Heyward’s card has a trivia question I’ve already featured.
Aaron always has some pretty nice cards from this time frame. Even for one of those close-ups, this is a good shot and I like the M on his cap – it’s cool seeing the Milwaukee Braves logo.
Trivia question: Who was the 1963 White Sox home run champion?
Trivia answer: Pete Ward and Dave Nicholson both had 22.
I like both of these cards. Aaron always seems to be photogenic, and the old Braves uniforms are pretty nice. But Heyward has a good card here – Topps seems to have caught him in a legit baseball moment, unlike the Aaron card; Heyward is looking down, checking on his bat before he steps into the batter’s box. I’ll give this one a push.
2013 Heritage leads, 26.5-24.5
Card #150 – Melky Cabrera / Willie Mays
Oh, Topps. Even if Melky had re-signed with the Giants, this wouldn’t have been a good comparison.
Trivia question: What’s the team record for losses in a season?
Trivia answer: 134 by the 1899 Cleveland Spiders. There’s some background to this. In 1899, the Robison brothers, who owned the Cleveland franchise, bought the St. Louis Browns (now Cardinals) and moved all their good players (including Cy Young) to their St. Louis franchise. The Spiders were so bad that teams stopped traveling to Cleveland to play – saying their share of the meager ticket revenue didn’t cover costs to make the trip. So the Spiders were a) bad, and b) didn’t have a home park. This led to a 20-134 record.
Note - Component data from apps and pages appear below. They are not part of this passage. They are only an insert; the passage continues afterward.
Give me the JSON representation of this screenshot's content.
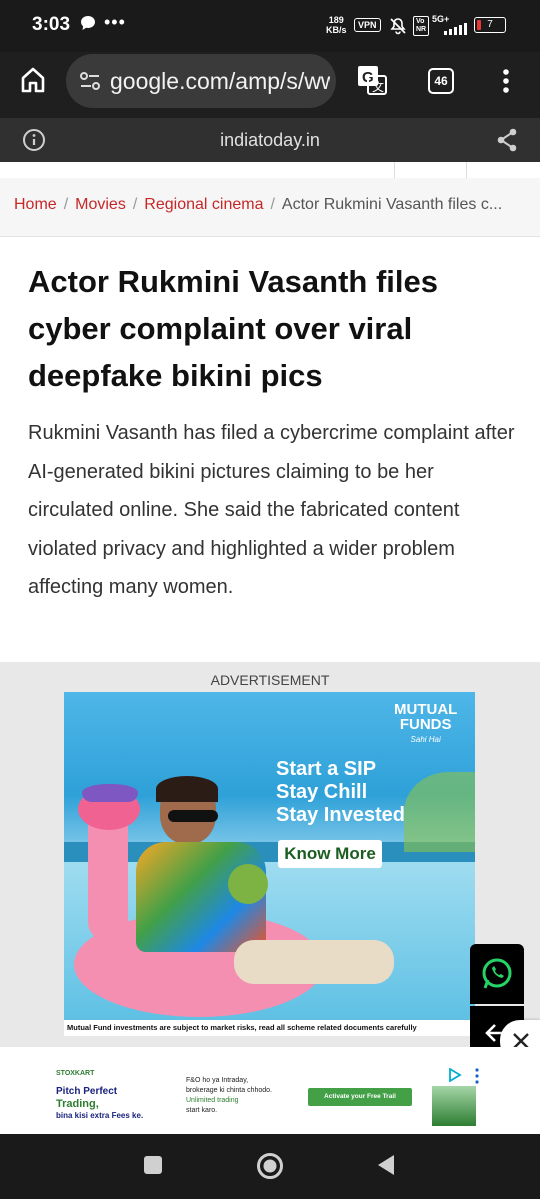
{
  "status_bar": {
    "time": "3:03",
    "dots": "•••",
    "speed_value": "189",
    "speed_unit": "KB/s",
    "vpn": "VPN",
    "volte": "Vo\nNR",
    "network": "5G+",
    "battery": "7"
  },
  "browser": {
    "url": "google.com/amp/s/ww",
    "tab_count": "46",
    "site_domain": "indiatoday.in"
  },
  "breadcrumb": {
    "items": [
      "Home",
      "Movies",
      "Regional cinema"
    ],
    "separator": "/",
    "current": "Actor Rukmini Vasanth files c..."
  },
  "article": {
    "headline": "Actor Rukmini Vasanth files cyber complaint over viral deepfake bikini pics",
    "summary": "Rukmini Vasanth has filed a cybercrime complaint after AI-generated bikini pictures claiming to be her circulated online. She said the fabricated content violated privacy and highlighted a wider problem affecting many women."
  },
  "ad": {
    "label": "ADVERTISEMENT",
    "brand_line1": "MUTUAL",
    "brand_line2": "FUNDS",
    "brand_tag": "Sahi Hai",
    "headline_1": "Start a SIP",
    "headline_2": "Stay Chill",
    "headline_3": "Stay Invested",
    "cta": "Know More",
    "disclaimer": "Mutual Fund investments are subject to market risks, read all scheme related documents carefully"
  },
  "banner_ad": {
    "brand": "STOXKART",
    "line1": "Pitch Perfect",
    "line2": "Trading,",
    "line3": "bina kisi extra Fees ke.",
    "mid1": "F&O ho ya Intraday,",
    "mid2": "brokerage ki chinta chhodo.",
    "mid3": "Unlimited trading",
    "mid4": "start karo.",
    "cta": "Activate your Free Trail"
  },
  "colors": {
    "accent_red": "#c62828",
    "whatsapp_green": "#25d366",
    "cta_green": "#2e7d32"
  }
}
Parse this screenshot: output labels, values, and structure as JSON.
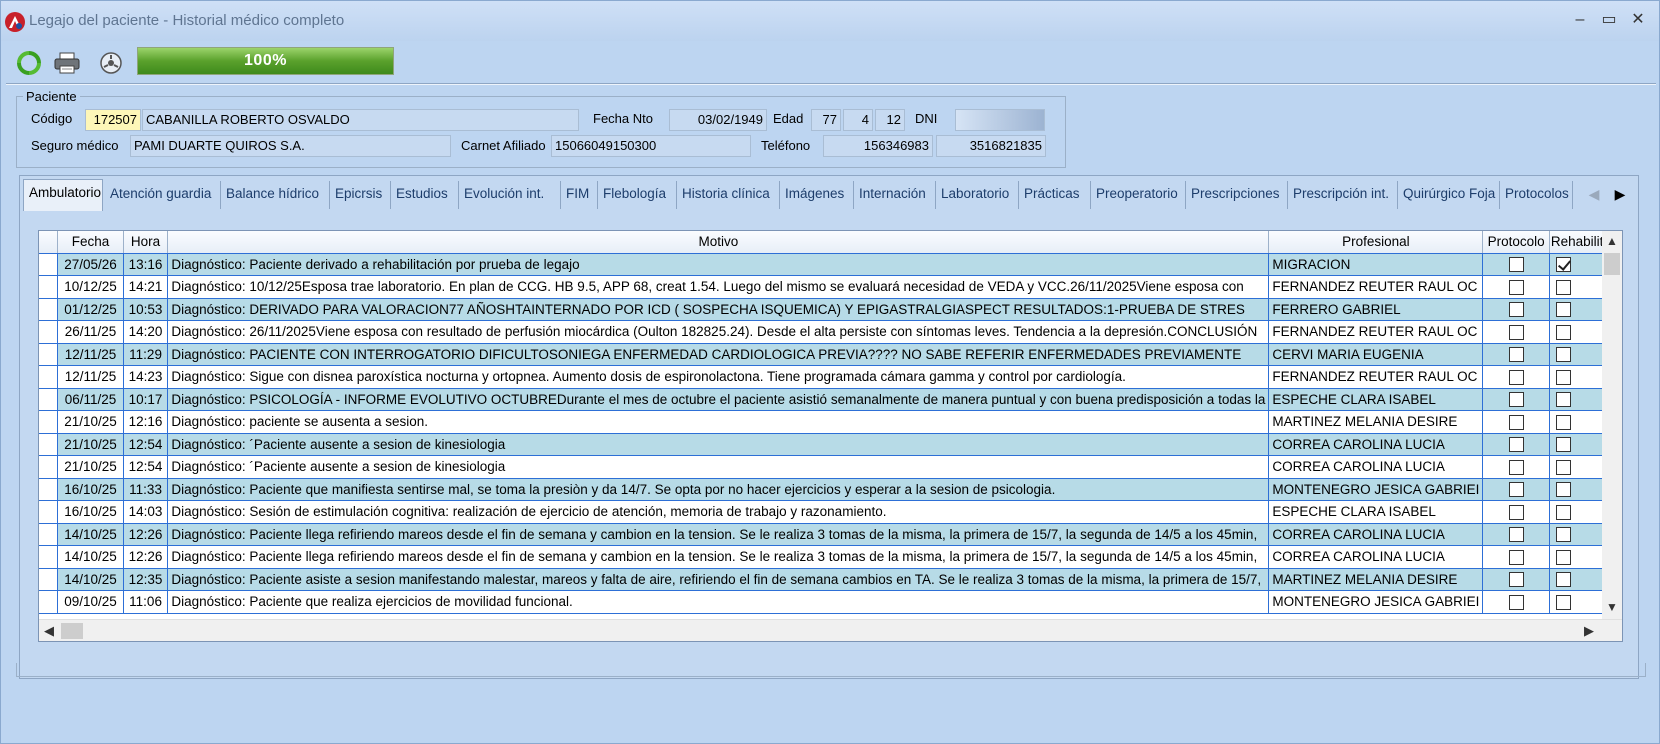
{
  "window": {
    "title": "Legajo del paciente - Historial médico completo"
  },
  "colors": {
    "accent": "#2d6fd6",
    "alt_row": "#b7dbe7",
    "highlight": "#fdf6b8",
    "progress": "#5aa12c"
  },
  "toolbar": {
    "icons": [
      "refresh-icon",
      "print-icon",
      "settings-icon"
    ],
    "progress_label": "100%",
    "progress_value": 100
  },
  "paciente": {
    "legend": "Paciente",
    "codigo_label": "Código",
    "codigo": "172507",
    "nombre": "CABANILLA ROBERTO OSVALDO",
    "fecha_nto_label": "Fecha Nto",
    "fecha_nto": "03/02/1949",
    "edad_label": "Edad",
    "edad_anios": "77",
    "edad_meses": "4",
    "edad_dias": "12",
    "dni_label": "DNI",
    "dni": "",
    "seguro_label": "Seguro médico",
    "seguro": "PAMI DUARTE QUIROS S.A.",
    "carnet_label": "Carnet Afiliado",
    "carnet": "15066049150300",
    "telefono_label": "Teléfono",
    "telefono1": "156346983",
    "telefono2": "3516821835"
  },
  "tabs": [
    "Ambulatorio",
    "Atención guardia",
    "Balance hídrico",
    "Epicrsis",
    "Estudios",
    "Evolución int.",
    "FIM",
    "Flebología",
    "Historia clínica",
    "Imágenes",
    "Internación",
    "Laboratorio",
    "Prácticas",
    "Preoperatorio",
    "Prescripciones",
    "Prescripción int.",
    "Quirúrgico Foja",
    "Protocolos"
  ],
  "grid": {
    "columns": [
      "Fecha",
      "Hora",
      "Motivo",
      "Profesional",
      "Protocolo",
      "Rehabilitac"
    ],
    "rows": [
      {
        "fecha": "27/05/26",
        "hora": "13:16",
        "motivo": "Diagnóstico: Paciente derivado a rehabilitación por prueba de legajo",
        "profesional": "MIGRACION",
        "protocolo": false,
        "rehab": true
      },
      {
        "fecha": "10/12/25",
        "hora": "14:21",
        "motivo": "Diagnóstico: 10/12/25Esposa trae laboratorio. En plan de  CCG. HB 9.5, APP 68, creat 1.54. Luego del mismo se evaluará necesidad de VEDA y VCC.26/11/2025Viene esposa con",
        "profesional": "FERNANDEZ REUTER RAUL OC",
        "protocolo": false,
        "rehab": false
      },
      {
        "fecha": "01/12/25",
        "hora": "10:53",
        "motivo": "Diagnóstico: DERIVADO PARA VALORACION77 AÑOSHTAINTERNADO POR ICD ( SOSPECHA ISQUEMICA) Y EPIGASTRALGIASPECT RESULTADOS:1-PRUEBA DE STRES",
        "profesional": "FERRERO GABRIEL",
        "protocolo": false,
        "rehab": false
      },
      {
        "fecha": "26/11/25",
        "hora": "14:20",
        "motivo": "Diagnóstico: 26/11/2025Viene esposa con resultado de perfusión miocárdica (Oulton 182825.24). Desde el alta persiste con síntomas leves. Tendencia a la depresión.CONCLUSIÓN",
        "profesional": "FERNANDEZ REUTER RAUL OC",
        "protocolo": false,
        "rehab": false
      },
      {
        "fecha": "12/11/25",
        "hora": "11:29",
        "motivo": "Diagnóstico: PACIENTE CON INTERROGATORIO DIFICULTOSONIEGA ENFERMEDAD  CARDIOLOGICA PREVIA???? NO  SABE REFERIR ENFERMEDADES  PREVIAMENTE",
        "profesional": "CERVI MARIA EUGENIA",
        "protocolo": false,
        "rehab": false
      },
      {
        "fecha": "12/11/25",
        "hora": "14:23",
        "motivo": "Diagnóstico: Sigue con disnea paroxística nocturna y ortopnea. Aumento dosis de espironolactona. Tiene programada cámara gamma y control por cardiología.",
        "profesional": "FERNANDEZ REUTER RAUL OC",
        "protocolo": false,
        "rehab": false
      },
      {
        "fecha": "06/11/25",
        "hora": "10:17",
        "motivo": "Diagnóstico: PSICOLOGÍA - INFORME EVOLUTIVO OCTUBREDurante el mes de octubre el paciente asistió semanalmente de manera puntual y con buena predisposición a todas la",
        "profesional": "ESPECHE CLARA ISABEL",
        "protocolo": false,
        "rehab": false
      },
      {
        "fecha": "21/10/25",
        "hora": "12:16",
        "motivo": "Diagnóstico: paciente se ausenta a sesion.",
        "profesional": "MARTINEZ MELANIA DESIRE",
        "protocolo": false,
        "rehab": false
      },
      {
        "fecha": "21/10/25",
        "hora": "12:54",
        "motivo": "Diagnóstico: ´Paciente ausente a sesion de kinesiologia",
        "profesional": "CORREA CAROLINA LUCIA",
        "protocolo": false,
        "rehab": false
      },
      {
        "fecha": "21/10/25",
        "hora": "12:54",
        "motivo": "Diagnóstico: ´Paciente ausente a sesion de kinesiologia",
        "profesional": "CORREA CAROLINA LUCIA",
        "protocolo": false,
        "rehab": false
      },
      {
        "fecha": "16/10/25",
        "hora": "11:33",
        "motivo": "Diagnóstico: Paciente que manifiesta sentirse mal, se toma la presiòn y da 14/7. Se opta por no hacer ejercicios y esperar a la sesion de psicologia.",
        "profesional": "MONTENEGRO JESICA GABRIEI",
        "protocolo": false,
        "rehab": false
      },
      {
        "fecha": "16/10/25",
        "hora": "14:03",
        "motivo": "Diagnóstico: Sesión de estimulación cognitiva: realización de ejercicio de atención, memoria de trabajo y razonamiento.",
        "profesional": "ESPECHE CLARA ISABEL",
        "protocolo": false,
        "rehab": false
      },
      {
        "fecha": "14/10/25",
        "hora": "12:26",
        "motivo": "Diagnóstico: Paciente llega refiriendo mareos desde el fin de semana y cambion en la tension. Se le realiza 3 tomas de la misma, la primera de 15/7, la segunda de 14/5  a los 45min,",
        "profesional": "CORREA CAROLINA LUCIA",
        "protocolo": false,
        "rehab": false
      },
      {
        "fecha": "14/10/25",
        "hora": "12:26",
        "motivo": "Diagnóstico: Paciente llega refiriendo mareos desde el fin de semana y cambion en la tension. Se le realiza 3 tomas de la misma, la primera de 15/7, la segunda de 14/5  a los 45min,",
        "profesional": "CORREA CAROLINA LUCIA",
        "protocolo": false,
        "rehab": false
      },
      {
        "fecha": "14/10/25",
        "hora": "12:35",
        "motivo": "Diagnóstico: Paciente asiste a sesion manifestando malestar, mareos y falta de aire, refiriendo  el fin de semana  cambios en TA. Se le realiza 3 tomas de la misma, la primera de 15/7,",
        "profesional": "MARTINEZ MELANIA DESIRE",
        "protocolo": false,
        "rehab": false
      },
      {
        "fecha": "09/10/25",
        "hora": "11:06",
        "motivo": "Diagnóstico: Paciente que realiza ejercicios de movilidad funcional.",
        "profesional": "MONTENEGRO JESICA GABRIEI",
        "protocolo": false,
        "rehab": false
      }
    ]
  }
}
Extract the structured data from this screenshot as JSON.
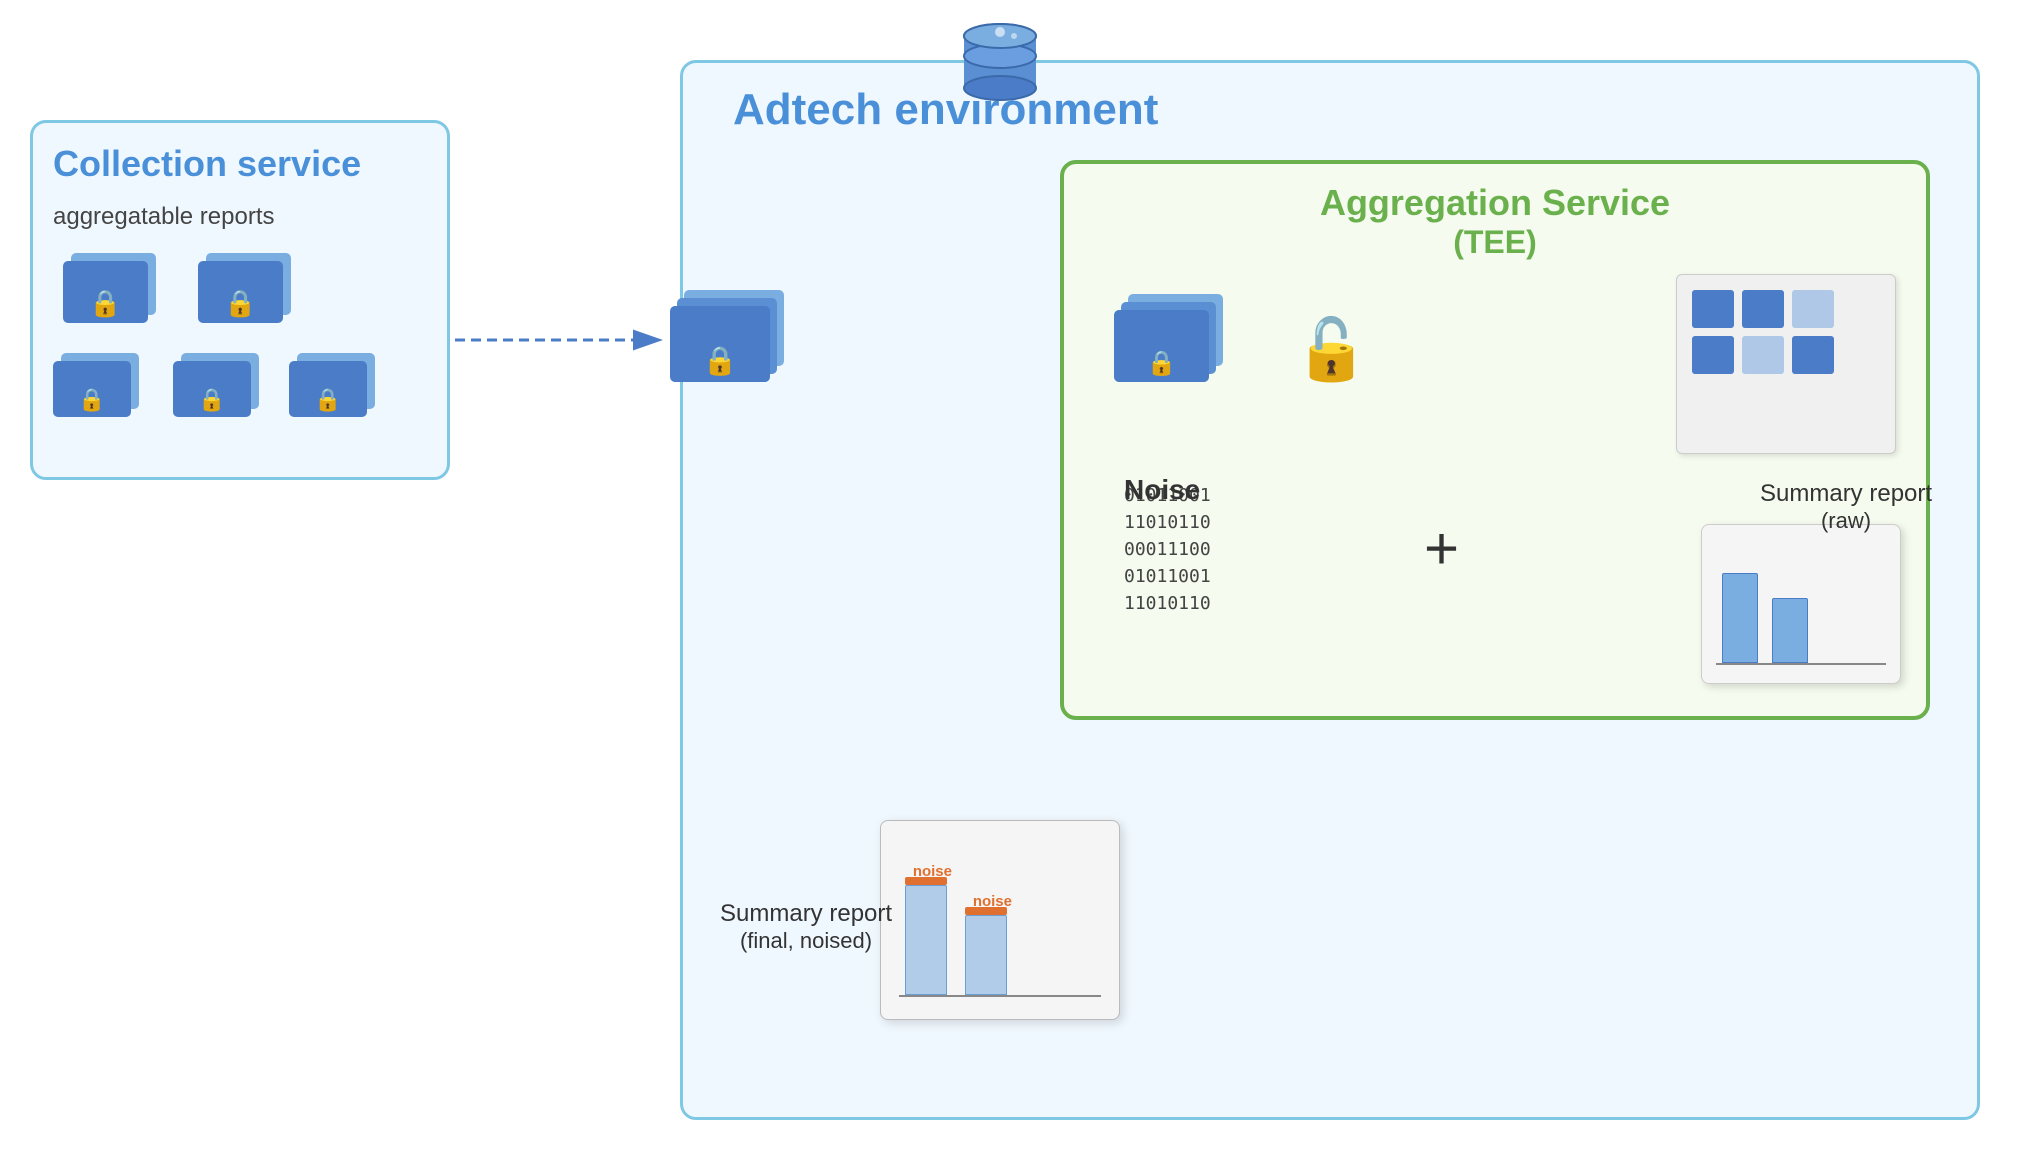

Ownership in multiple teams has long since been outlawed.
Mays doesn’t have a trivia question since his full statline is pretty long by this point.
Mays over the cheater who probably should have been the batting champion if you really follow the rules last year (but I’m glad they didn’t).
2013 Heritage leads, 26.5-25.5
Card #50 – Curtis Granderson / Mickey Mantle
No trivia questions for me to pass along here. Mantle is, like Mays, far enough along in his career that his statline doesn’t allow the space. And Granderson has a trivia question I’ve already featured.
I like the symmetry here. The switch hitting Mantle is shown during batting practice, with Yankee Stadium in the background, posing as a righty. Grandy man is shown posing, too, as a lefty (he bats left but throws right). I’m not sure what that background is; I’ve noticed similar backgrounds for other Yankees in the Heritage set, so I think it may be something from their Spring Training facility.
Normally it would be really difficult to beat out a Mantle card. Mantle Topps cards are iconic. And this Granderson card is pretty nice, particularly since it’s got the symmetry of the comparison (the right photo, the right position, right team). But I’m not putting a Granderson card ahead of Mantle. Mantle and Mays have brought 1964 Topps back into a tie, after being 7 points down a little while ago.